Current US President Donald Trump is still reviewing the sanctions against Iran, as his administration has maintained that Tehran is linking nuclear enrichment to its ballistic missiles.
European majors are warming to Iran in the post-sanctions environment.
The U.S. and other world powers lifted many sanctions after the country promised to roll back its nuclear program.
Hopes are high in Iran that the Iranian Petroleum Contract will enhance local companies' capabilities.

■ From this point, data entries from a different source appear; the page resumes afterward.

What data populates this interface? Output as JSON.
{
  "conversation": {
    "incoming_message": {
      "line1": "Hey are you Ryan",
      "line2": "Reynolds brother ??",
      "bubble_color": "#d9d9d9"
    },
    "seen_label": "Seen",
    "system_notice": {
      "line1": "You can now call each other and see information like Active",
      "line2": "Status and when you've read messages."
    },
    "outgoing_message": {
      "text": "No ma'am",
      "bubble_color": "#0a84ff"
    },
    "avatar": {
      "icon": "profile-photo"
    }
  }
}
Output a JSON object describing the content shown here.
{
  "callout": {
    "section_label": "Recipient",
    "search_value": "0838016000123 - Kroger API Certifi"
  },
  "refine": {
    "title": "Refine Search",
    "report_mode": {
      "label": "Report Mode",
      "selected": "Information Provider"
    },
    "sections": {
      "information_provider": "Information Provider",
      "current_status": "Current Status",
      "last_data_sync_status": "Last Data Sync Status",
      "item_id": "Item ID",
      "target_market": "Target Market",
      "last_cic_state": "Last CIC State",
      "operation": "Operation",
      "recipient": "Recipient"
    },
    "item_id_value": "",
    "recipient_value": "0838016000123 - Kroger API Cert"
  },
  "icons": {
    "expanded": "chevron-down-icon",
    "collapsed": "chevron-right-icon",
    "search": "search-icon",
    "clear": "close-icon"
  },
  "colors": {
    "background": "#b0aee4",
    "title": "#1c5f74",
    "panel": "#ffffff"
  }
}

The investment will be the first deal conducted under Iran's new Iranian Petroleum Contract (IPC).